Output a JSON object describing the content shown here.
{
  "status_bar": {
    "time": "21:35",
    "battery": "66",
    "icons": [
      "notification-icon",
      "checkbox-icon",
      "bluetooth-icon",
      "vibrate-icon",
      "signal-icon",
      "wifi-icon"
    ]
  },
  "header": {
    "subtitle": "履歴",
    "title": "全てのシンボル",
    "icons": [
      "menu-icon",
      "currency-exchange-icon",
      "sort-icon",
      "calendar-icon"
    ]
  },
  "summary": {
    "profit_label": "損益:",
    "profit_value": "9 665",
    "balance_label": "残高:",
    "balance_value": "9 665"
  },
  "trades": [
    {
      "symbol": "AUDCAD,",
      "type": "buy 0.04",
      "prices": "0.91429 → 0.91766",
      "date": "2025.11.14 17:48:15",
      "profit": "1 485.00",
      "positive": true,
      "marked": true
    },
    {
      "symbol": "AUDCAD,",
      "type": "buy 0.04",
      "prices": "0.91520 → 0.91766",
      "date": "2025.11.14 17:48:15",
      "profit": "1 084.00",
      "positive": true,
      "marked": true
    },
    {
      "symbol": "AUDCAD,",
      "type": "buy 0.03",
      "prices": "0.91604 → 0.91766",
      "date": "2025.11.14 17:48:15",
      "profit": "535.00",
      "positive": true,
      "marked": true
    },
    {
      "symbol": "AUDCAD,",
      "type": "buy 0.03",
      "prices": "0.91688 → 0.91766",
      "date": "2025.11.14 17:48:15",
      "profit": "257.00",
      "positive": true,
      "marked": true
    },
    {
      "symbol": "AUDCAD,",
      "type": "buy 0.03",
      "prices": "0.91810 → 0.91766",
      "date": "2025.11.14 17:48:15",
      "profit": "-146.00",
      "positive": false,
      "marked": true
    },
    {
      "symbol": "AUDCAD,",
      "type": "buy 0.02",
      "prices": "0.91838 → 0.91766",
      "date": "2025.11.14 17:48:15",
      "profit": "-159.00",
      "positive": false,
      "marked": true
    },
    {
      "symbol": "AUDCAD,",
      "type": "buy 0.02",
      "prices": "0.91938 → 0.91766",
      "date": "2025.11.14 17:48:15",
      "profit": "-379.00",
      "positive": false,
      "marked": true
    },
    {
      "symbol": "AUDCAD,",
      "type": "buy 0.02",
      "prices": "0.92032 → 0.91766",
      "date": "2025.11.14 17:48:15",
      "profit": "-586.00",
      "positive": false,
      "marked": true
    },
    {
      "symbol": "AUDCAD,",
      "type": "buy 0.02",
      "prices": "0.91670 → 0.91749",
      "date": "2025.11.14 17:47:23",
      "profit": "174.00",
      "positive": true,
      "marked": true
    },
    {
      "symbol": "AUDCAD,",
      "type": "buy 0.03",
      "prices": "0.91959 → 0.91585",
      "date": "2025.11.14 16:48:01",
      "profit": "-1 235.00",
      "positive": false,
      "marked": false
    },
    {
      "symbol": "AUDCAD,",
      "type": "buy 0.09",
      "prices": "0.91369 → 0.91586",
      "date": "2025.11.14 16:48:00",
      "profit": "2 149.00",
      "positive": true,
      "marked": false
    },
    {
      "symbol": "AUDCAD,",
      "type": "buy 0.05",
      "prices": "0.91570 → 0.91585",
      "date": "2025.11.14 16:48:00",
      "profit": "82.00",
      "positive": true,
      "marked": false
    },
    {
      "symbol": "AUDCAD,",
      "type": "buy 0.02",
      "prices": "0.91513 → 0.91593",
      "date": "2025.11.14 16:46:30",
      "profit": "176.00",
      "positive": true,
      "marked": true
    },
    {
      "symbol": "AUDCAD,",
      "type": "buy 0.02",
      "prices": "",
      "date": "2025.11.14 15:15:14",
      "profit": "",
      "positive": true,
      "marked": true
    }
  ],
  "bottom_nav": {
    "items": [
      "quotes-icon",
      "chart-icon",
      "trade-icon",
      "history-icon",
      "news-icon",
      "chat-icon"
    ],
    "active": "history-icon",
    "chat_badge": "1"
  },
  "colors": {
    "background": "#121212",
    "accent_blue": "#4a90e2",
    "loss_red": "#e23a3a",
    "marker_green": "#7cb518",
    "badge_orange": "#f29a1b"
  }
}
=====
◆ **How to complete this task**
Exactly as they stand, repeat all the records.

◆ **Answer section**
Output a JSON object describing the content shown here.
{
  "status_bar": {
    "time": "21:35",
    "battery": "66",
    "icons": [
      "notification-icon",
      "checkbox-icon",
      "bluetooth-icon",
      "vibrate-icon",
      "signal-icon",
      "wifi-icon"
    ]
  },
  "header": {
    "subtitle": "履歴",
    "title": "全てのシンボル",
    "icons": [
      "menu-icon",
      "currency-exchange-icon",
      "sort-icon",
      "calendar-icon"
    ]
  },
  "summary": {
    "profit_label": "損益:",
    "profit_value": "9 665",
    "balance_label": "残高:",
    "balance_value": "9 665"
  },
  "trades": [
    {
      "symbol": "AUDCAD,",
      "type": "buy 0.04",
      "prices": "0.91429 → 0.91766",
      "date": "2025.11.14 17:48:15",
      "profit": "1 485.00",
      "positive": true,
      "marked": true
    },
    {
      "symbol": "AUDCAD,",
      "type": "buy 0.04",
      "prices": "0.91520 → 0.91766",
      "date": "2025.11.14 17:48:15",
      "profit": "1 084.00",
      "positive": true,
      "marked": true
    },
    {
      "symbol": "AUDCAD,",
      "type": "buy 0.03",
      "prices": "0.91604 → 0.91766",
      "date": "2025.11.14 17:48:15",
      "profit": "535.00",
      "positive": true,
      "marked": true
    },
    {
      "symbol": "AUDCAD,",
      "type": "buy 0.03",
      "prices": "0.91688 → 0.91766",
      "date": "2025.11.14 17:48:15",
      "profit": "257.00",
      "positive": true,
      "marked": true
    },
    {
      "symbol": "AUDCAD,",
      "type": "buy 0.03",
      "prices": "0.91810 → 0.91766",
      "date": "2025.11.14 17:48:15",
      "profit": "-146.00",
      "positive": false,
      "marked": true
    },
    {
      "symbol": "AUDCAD,",
      "type": "buy 0.02",
      "prices": "0.91838 → 0.91766",
      "date": "2025.11.14 17:48:15",
      "profit": "-159.00",
      "positive": false,
      "marked": true
    },
    {
      "symbol": "AUDCAD,",
      "type": "buy 0.02",
      "prices": "0.91938 → 0.91766",
      "date": "2025.11.14 17:48:15",
      "profit": "-379.00",
      "positive": false,
      "marked": true
    },
    {
      "symbol": "AUDCAD,",
      "type": "buy 0.02",
      "prices": "0.92032 → 0.91766",
      "date": "2025.11.14 17:48:15",
      "profit": "-586.00",
      "positive": false,
      "marked": true
    },
    {
      "symbol": "AUDCAD,",
      "type": "buy 0.02",
      "prices": "0.91670 → 0.91749",
      "date": "2025.11.14 17:47:23",
      "profit": "174.00",
      "positive": true,
      "marked": true
    },
    {
      "symbol": "AUDCAD,",
      "type": "buy 0.03",
      "prices": "0.91959 → 0.91585",
      "date": "2025.11.14 16:48:01",
      "profit": "-1 235.00",
      "positive": false,
      "marked": false
    },
    {
      "symbol": "AUDCAD,",
      "type": "buy 0.09",
      "prices": "0.91369 → 0.91586",
      "date": "2025.11.14 16:48:00",
      "profit": "2 149.00",
      "positive": true,
      "marked": false
    },
    {
      "symbol": "AUDCAD,",
      "type": "buy 0.05",
      "prices": "0.91570 → 0.91585",
      "date": "2025.11.14 16:48:00",
      "profit": "82.00",
      "positive": true,
      "marked": false
    },
    {
      "symbol": "AUDCAD,",
      "type": "buy 0.02",
      "prices": "0.91513 → 0.91593",
      "date": "2025.11.14 16:46:30",
      "profit": "176.00",
      "positive": true,
      "marked": true
    },
    {
      "symbol": "AUDCAD,",
      "type": "buy 0.02",
      "prices": "",
      "date": "2025.11.14 15:15:14",
      "profit": "",
      "positive": true,
      "marked": true
    }
  ],
  "bottom_nav": {
    "items": [
      "quotes-icon",
      "chart-icon",
      "trade-icon",
      "history-icon",
      "news-icon",
      "chat-icon"
    ],
    "active": "history-icon",
    "chat_badge": "1"
  },
  "colors": {
    "background": "#121212",
    "accent_blue": "#4a90e2",
    "loss_red": "#e23a3a",
    "marker_green": "#7cb518",
    "badge_orange": "#f29a1b"
  }
}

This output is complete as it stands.